*Assignment*: Going through the entries below, copy out each line that contains "OnActorBeginOverlap".

==== Material provided

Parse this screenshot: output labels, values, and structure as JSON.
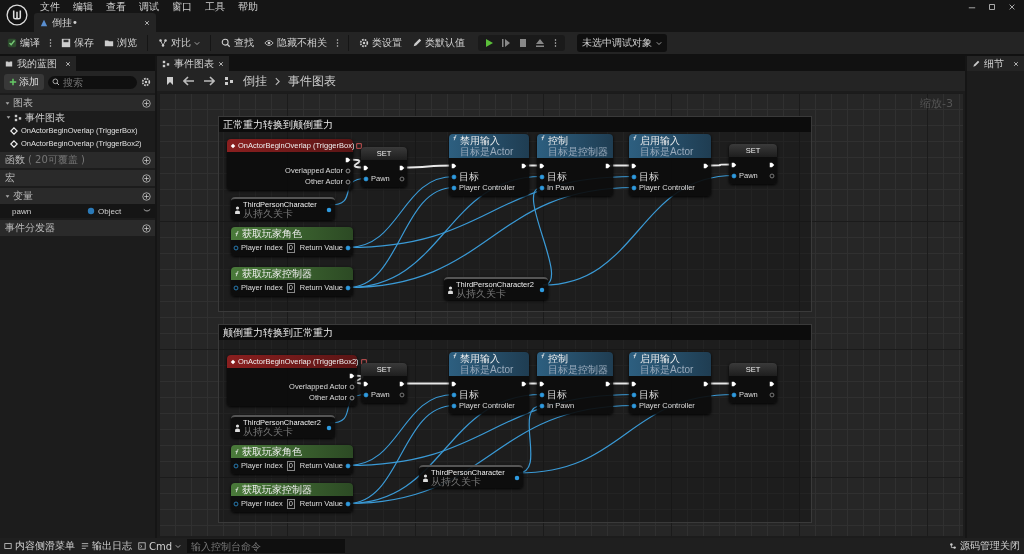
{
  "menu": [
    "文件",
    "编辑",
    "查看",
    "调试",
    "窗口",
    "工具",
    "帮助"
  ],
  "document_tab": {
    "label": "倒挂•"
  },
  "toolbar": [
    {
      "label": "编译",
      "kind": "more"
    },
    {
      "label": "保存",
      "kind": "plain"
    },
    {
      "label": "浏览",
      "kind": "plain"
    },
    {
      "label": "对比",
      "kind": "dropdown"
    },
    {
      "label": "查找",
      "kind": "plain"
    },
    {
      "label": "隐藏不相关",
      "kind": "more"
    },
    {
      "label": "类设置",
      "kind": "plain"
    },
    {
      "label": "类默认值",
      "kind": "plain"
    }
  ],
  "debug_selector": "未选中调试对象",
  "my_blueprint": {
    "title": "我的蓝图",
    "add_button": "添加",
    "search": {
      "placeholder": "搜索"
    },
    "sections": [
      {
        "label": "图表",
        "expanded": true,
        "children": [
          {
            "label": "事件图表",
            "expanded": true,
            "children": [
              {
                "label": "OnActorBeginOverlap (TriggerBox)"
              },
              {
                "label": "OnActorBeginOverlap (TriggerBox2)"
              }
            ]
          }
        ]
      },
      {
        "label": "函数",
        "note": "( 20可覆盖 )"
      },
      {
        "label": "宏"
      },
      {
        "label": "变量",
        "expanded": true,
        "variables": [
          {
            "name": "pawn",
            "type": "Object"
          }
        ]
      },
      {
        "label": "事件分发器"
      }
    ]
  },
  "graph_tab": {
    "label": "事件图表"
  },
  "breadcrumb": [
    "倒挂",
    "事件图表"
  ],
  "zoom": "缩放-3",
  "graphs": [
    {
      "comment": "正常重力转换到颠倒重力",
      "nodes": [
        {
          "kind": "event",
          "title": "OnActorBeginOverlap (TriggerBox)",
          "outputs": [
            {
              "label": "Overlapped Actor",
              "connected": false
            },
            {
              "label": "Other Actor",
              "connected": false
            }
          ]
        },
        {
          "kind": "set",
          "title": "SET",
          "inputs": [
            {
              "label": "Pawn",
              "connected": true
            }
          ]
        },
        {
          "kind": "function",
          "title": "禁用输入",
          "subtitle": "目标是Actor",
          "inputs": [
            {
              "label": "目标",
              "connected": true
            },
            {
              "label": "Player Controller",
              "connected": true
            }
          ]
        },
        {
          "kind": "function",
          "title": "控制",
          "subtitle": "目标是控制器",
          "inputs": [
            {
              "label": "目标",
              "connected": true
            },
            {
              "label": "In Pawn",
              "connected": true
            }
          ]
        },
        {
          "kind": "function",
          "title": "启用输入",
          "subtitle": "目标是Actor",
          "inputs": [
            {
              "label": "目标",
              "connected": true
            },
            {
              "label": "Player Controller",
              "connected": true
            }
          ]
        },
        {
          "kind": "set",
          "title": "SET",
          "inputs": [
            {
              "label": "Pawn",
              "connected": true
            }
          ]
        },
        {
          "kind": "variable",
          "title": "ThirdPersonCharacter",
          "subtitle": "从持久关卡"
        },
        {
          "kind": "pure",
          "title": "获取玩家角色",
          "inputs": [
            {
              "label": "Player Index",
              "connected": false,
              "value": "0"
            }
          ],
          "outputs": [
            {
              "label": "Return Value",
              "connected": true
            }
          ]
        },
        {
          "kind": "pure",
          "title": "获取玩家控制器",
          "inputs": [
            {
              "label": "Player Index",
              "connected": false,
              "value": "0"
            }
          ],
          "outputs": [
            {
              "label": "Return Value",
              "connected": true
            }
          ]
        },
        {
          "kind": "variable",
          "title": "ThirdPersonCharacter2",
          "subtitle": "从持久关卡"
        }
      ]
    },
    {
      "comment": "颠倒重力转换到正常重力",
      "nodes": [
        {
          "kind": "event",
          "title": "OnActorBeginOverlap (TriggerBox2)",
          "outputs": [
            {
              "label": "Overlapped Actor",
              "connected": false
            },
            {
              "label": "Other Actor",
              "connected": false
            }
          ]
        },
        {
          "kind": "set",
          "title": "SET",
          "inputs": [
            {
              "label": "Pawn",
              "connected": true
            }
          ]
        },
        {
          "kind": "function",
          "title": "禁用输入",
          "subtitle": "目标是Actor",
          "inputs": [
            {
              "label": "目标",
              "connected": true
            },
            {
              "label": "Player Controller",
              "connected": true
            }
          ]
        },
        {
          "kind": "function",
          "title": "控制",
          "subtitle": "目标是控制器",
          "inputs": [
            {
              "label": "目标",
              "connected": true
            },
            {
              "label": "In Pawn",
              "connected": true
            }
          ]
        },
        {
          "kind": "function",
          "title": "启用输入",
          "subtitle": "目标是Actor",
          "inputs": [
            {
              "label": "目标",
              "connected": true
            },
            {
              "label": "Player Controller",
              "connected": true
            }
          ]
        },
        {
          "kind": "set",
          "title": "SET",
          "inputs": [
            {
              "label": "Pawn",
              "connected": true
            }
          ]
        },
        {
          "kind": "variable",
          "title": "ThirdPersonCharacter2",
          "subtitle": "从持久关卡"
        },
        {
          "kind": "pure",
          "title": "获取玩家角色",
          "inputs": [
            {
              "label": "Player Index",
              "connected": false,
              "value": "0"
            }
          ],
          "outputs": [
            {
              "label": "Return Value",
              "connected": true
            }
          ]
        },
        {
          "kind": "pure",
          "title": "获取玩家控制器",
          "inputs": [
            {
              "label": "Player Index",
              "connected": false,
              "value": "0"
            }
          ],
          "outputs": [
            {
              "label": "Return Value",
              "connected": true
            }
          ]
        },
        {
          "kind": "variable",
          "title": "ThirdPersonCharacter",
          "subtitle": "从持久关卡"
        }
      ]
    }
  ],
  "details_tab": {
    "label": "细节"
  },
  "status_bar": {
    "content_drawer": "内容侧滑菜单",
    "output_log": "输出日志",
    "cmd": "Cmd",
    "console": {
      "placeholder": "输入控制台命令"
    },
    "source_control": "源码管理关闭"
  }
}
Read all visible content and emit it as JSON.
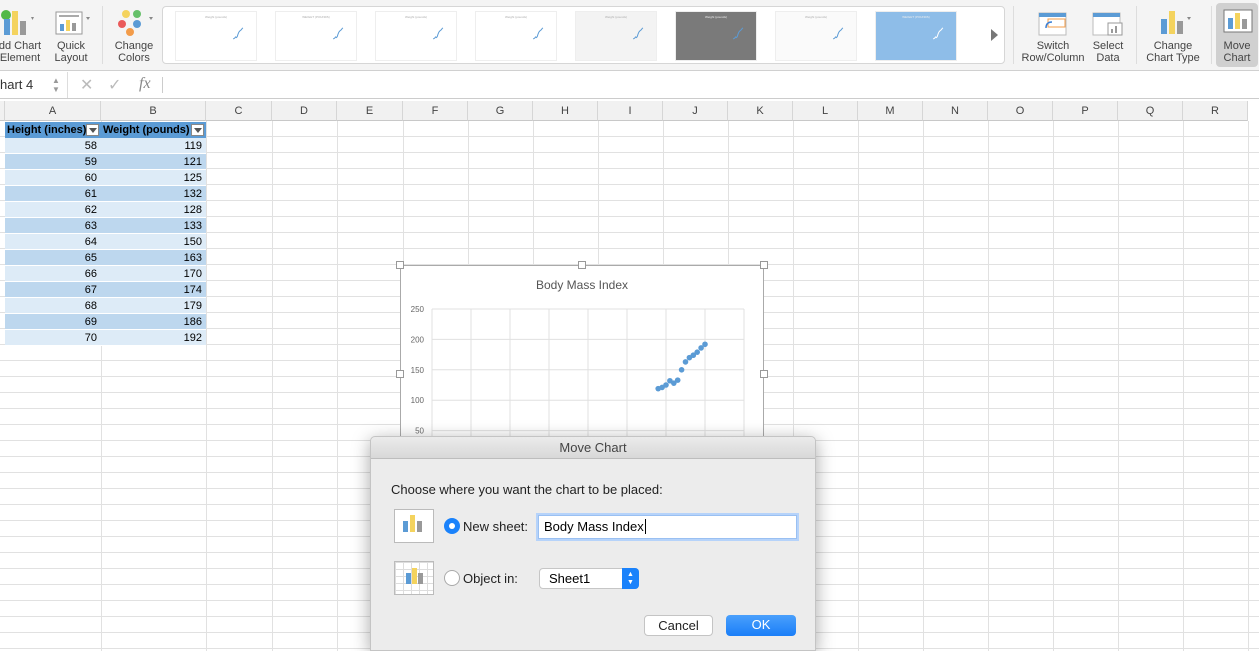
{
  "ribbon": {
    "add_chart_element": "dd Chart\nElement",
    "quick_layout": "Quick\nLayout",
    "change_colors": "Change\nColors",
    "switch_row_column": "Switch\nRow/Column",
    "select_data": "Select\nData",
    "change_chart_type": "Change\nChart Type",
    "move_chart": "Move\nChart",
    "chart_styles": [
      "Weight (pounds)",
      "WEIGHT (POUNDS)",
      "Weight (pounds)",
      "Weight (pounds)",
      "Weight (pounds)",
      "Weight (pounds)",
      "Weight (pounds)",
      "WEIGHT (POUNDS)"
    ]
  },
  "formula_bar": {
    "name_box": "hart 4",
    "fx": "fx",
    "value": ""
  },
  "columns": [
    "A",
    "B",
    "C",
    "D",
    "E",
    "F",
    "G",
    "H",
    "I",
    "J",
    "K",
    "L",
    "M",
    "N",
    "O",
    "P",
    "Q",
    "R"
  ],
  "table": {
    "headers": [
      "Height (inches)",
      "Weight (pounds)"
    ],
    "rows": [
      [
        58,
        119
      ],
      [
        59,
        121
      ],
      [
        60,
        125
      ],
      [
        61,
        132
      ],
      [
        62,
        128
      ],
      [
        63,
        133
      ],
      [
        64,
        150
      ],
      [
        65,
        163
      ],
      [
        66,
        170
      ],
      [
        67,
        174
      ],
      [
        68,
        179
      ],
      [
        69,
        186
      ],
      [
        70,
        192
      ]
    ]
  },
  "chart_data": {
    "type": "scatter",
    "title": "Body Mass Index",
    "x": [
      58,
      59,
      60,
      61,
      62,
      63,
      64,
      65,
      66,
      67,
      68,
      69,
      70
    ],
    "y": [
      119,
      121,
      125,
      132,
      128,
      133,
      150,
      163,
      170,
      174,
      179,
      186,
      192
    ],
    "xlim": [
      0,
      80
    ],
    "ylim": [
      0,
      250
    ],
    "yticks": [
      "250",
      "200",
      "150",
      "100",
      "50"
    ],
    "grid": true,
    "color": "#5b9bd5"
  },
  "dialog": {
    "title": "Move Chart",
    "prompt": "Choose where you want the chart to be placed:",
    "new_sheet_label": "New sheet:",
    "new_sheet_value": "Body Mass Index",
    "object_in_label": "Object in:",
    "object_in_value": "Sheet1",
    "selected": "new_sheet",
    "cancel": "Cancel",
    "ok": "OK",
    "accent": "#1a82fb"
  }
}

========

*Exercise solution*:
                "label": "OnActorBeginOverlap (TriggerBox)"
                "label": "OnActorBeginOverlap (TriggerBox2)"
          "title": "OnActorBeginOverlap (TriggerBox)",
          "title": "OnActorBeginOverlap (TriggerBox2)",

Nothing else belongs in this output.